Getting a satisfying “this is great!,” followed by “write down what you did and don’t change a thing,” (albeit from a rousing gallery of one) kind of solidifies that this particular plating will be a favorite in our nest for some time to come.
While I’d love to take all the credit for this dish, its inspiration comes from a recent night out. Reading recipes and trying new dishes at restaurants often serves to inspire the twists and turns I might take with a favored ingredient and a tried and true approach. This particular dish is a perfect example of doing just that... playing off the components of a salad enjoyed with our Seattleite daughter at Bar Cotto, one eatery among the several in Ethan Stowell’s culinary ménage; this one in Capitol Hill.

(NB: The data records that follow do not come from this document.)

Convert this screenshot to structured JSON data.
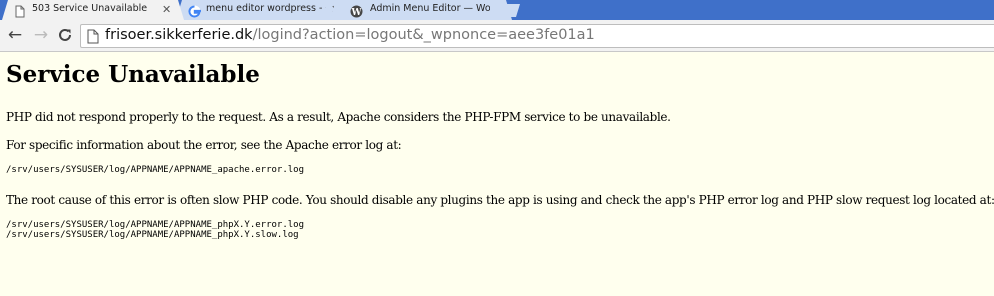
{
  "browser": {
    "tabs": [
      {
        "title": "503 Service Unavailable",
        "icon": "page-icon",
        "active": true
      },
      {
        "title": "menu editor wordpress - Goo",
        "icon": "google-icon",
        "active": false
      },
      {
        "title": "Admin Menu Editor — Word",
        "icon": "wordpress-icon",
        "active": false
      }
    ],
    "close_glyph": "✕",
    "url_host": "frisoer.sikkerferie.dk",
    "url_path": "/logind?action=logout&_wpnonce=aee3fe01a1",
    "colors": {
      "tabstrip": "#3f70c9",
      "page_background": "#ffffee"
    }
  },
  "page": {
    "heading": "Service Unavailable",
    "paragraph_1": "PHP did not respond properly to the request. As a result, Apache considers the PHP-FPM service to be unavailable.",
    "paragraph_2": "For specific information about the error, see the Apache error log at:",
    "apache_log_path": "/srv/users/SYSUSER/log/APPNAME/APPNAME_apache.error.log",
    "paragraph_3": "The root cause of this error is often slow PHP code. You should disable any plugins the app is using and check the app's PHP error log and PHP slow request log located at:",
    "php_log_paths": "/srv/users/SYSUSER/log/APPNAME/APPNAME_phpX.Y.error.log\n/srv/users/SYSUSER/log/APPNAME/APPNAME_phpX.Y.slow.log"
  }
}
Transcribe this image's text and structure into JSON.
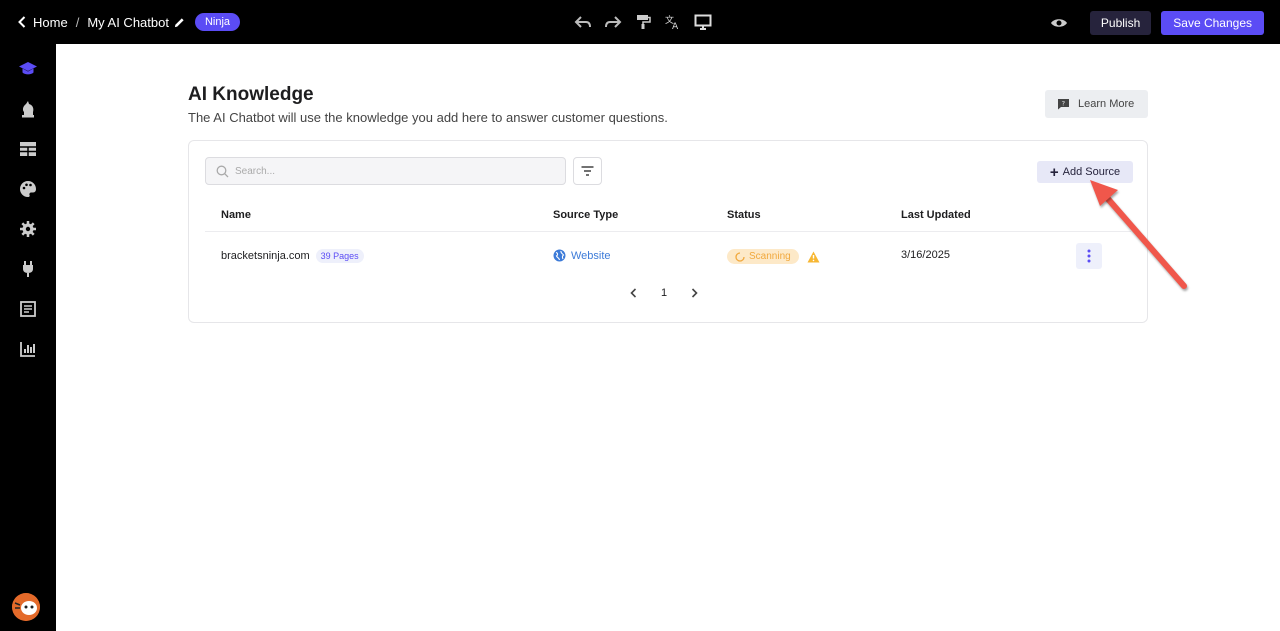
{
  "header": {
    "back_label": "Home",
    "separator": "/",
    "bot_name": "My AI Chatbot",
    "plan_badge": "Ninja",
    "publish_label": "Publish",
    "save_label": "Save Changes",
    "accent": "#5b4cf5"
  },
  "toolbar_icons": [
    "undo-icon",
    "redo-icon",
    "paint-roller-icon",
    "translate-icon",
    "monitor-icon"
  ],
  "sidebar": {
    "items": [
      "graduation-cap-icon",
      "chess-knight-icon",
      "table-icon",
      "palette-icon",
      "gear-icon",
      "plug-icon",
      "form-icon",
      "bar-chart-icon"
    ],
    "active_index": 0
  },
  "main": {
    "title": "AI Knowledge",
    "subtitle": "The AI Chatbot will use the knowledge you add here to answer customer questions.",
    "learn_more_label": "Learn More",
    "search_placeholder": "Search...",
    "add_source_label": "Add Source",
    "columns": [
      "Name",
      "Source Type",
      "Status",
      "Last Updated"
    ],
    "rows": [
      {
        "name": "bracketsninja.com",
        "pages_badge": "39 Pages",
        "source_type": "Website",
        "status": "Scanning",
        "last_updated": "3/16/2025"
      }
    ],
    "pagination": {
      "current_page": "1"
    }
  }
}
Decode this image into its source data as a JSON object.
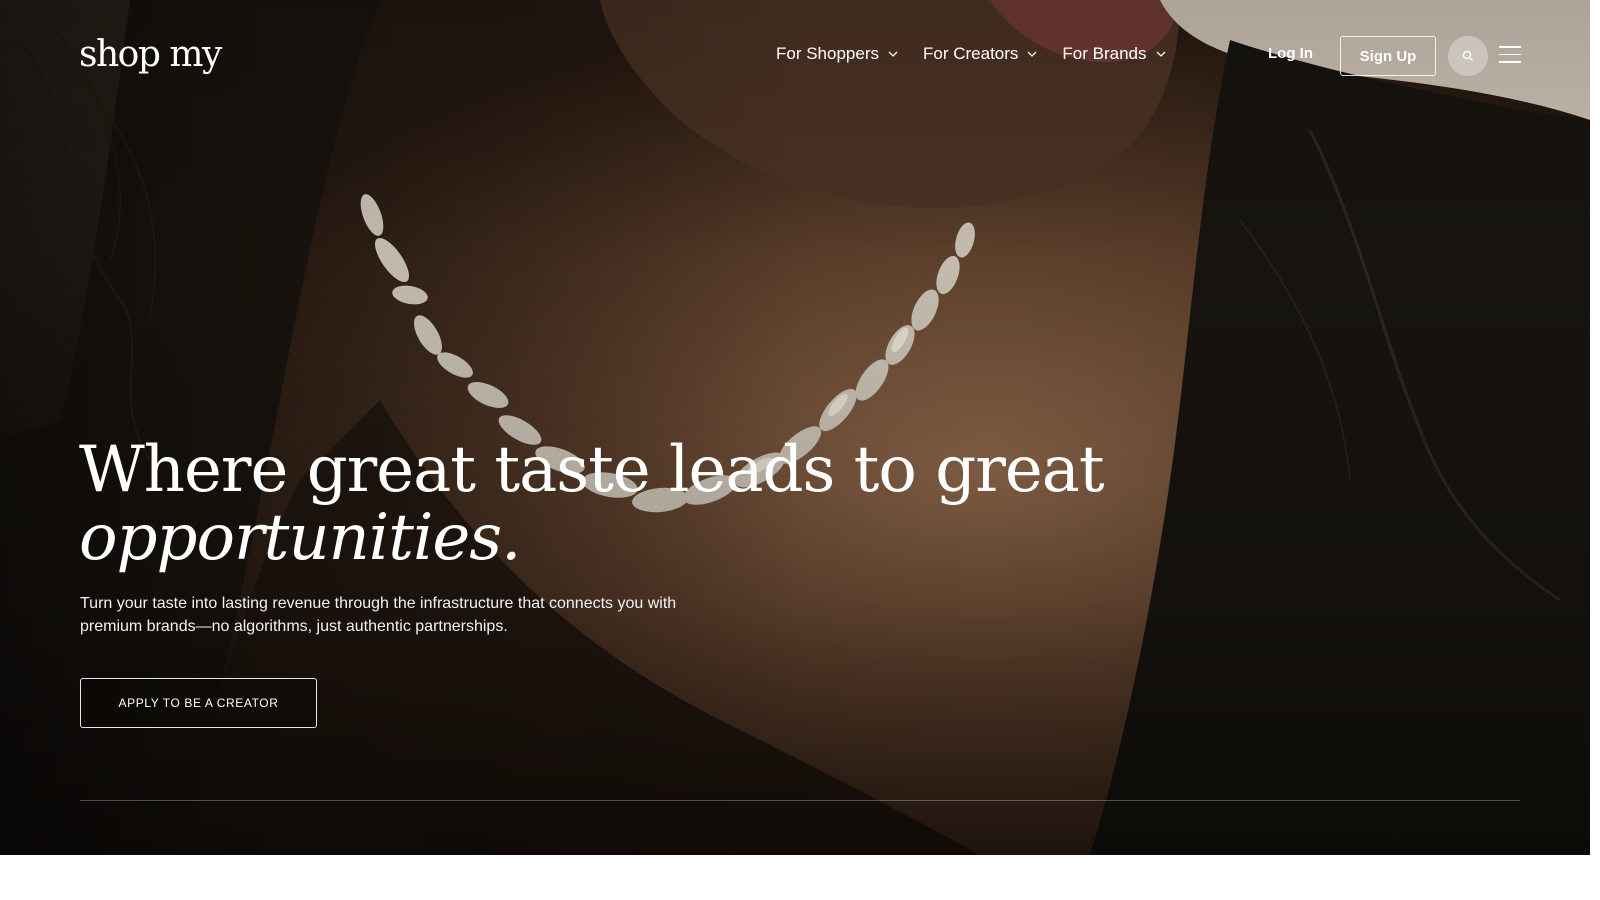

I happen to love farro for its nutty flavor and pleasing bite. (Plus it’s incredibly agreeable to a variety of flavors so it plates really nicely with a host of different characters.) While I traditionally take it down a more savory path, its pairing with acorn squash on the Bar Cotto menu was the selling point for our daughter… and it did not disappoint. As such, I committed the key ingredients… farro, acorn squash, green apple and pecans… to memory knowing that this dish would likely become a keeper.
My version includes arugula as I think this nutty little green gives a welcoming freshness to the warm and comforting notes that stand out in this salad. And, if you’re thinking of this as a main course option, I think the arugula lends a more developed composition. The acorn squash, roasted in my version, is subtly sweet. And… when mixed with still-warm farro it beautifully softens, lacing a whisper of sweet flavor throughout the salad. This subtle sweetness is more than pleasingly enhanced by a generous sprinkle of sugar-maple pecan halves and an awakening pop of sliced green onion… a needed bite of yang to this salad’s comforting yen. And then, of course, there’s the fresh apple… a bright Granny Smith in my take. Bits of little matchstick cuts of apple lend a crisp, fresh component that marches along the same brightening path as the arugula and green onion in balancing the more subtle tones of the farro and squash. I truly don’t remember if there was a dressing on the Bar Cotto version but upon tasting my own rendition I believed it needed just a tad and the orange-maple-balsamic vinaigrette I whisked together does it perfect justice.
Though I don’t pretend to be well versed in vegan fare, I believe that with attentive sourcing (pure maple syrup and brown sugar that’s not laced with lard… surprising, but apparently possible), it would be a great vegan option. In this particular plating, we coupled it with a simply sautéed salmon. So good! I won’t change a thing.